* _What you need to do_
Go over the data and keep only the lines that include "Monochrome".

[Opening Data supplied section]

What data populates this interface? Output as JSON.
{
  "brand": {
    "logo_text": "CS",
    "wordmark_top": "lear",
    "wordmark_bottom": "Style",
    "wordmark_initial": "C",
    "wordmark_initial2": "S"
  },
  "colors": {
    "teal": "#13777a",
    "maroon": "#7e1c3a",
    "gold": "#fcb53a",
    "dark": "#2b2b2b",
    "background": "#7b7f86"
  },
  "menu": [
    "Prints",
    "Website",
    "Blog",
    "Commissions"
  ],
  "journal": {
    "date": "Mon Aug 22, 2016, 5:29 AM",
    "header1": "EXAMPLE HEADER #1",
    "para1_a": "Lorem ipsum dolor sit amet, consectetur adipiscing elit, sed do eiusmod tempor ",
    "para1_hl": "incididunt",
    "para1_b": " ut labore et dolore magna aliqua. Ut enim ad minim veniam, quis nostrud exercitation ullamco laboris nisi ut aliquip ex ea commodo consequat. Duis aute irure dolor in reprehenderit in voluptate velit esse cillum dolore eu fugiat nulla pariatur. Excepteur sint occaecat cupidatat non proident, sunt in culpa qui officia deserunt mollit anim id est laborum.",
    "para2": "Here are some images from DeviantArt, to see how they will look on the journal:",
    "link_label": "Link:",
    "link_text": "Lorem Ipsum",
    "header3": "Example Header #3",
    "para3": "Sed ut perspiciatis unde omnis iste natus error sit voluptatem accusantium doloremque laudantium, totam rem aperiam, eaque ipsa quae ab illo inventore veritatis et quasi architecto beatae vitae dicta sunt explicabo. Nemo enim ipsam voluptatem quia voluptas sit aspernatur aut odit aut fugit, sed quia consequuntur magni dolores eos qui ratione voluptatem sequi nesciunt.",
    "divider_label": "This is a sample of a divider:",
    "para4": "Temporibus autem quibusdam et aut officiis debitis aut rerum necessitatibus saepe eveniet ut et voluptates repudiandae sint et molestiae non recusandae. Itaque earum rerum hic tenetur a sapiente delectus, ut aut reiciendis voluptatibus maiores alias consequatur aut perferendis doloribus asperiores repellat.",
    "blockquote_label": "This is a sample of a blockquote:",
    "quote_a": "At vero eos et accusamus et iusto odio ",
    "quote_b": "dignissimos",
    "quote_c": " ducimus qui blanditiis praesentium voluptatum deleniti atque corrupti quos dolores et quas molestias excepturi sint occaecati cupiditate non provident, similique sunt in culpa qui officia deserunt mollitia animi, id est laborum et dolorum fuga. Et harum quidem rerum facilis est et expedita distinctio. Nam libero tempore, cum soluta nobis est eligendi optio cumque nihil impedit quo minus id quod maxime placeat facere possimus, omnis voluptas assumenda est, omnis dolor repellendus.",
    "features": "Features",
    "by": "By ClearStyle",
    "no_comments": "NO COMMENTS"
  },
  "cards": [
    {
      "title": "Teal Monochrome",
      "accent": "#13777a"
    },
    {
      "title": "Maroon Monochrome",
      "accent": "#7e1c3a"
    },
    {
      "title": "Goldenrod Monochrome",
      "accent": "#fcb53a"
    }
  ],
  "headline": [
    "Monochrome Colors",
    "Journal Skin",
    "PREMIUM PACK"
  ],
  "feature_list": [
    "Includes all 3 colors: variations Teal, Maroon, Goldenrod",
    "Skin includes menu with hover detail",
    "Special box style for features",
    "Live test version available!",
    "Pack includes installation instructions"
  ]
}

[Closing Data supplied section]

* _Solved exercise_
      "title": "Teal Monochrome",
      "title": "Maroon Monochrome",
      "title": "Goldenrod Monochrome",
    "Monochrome Colors",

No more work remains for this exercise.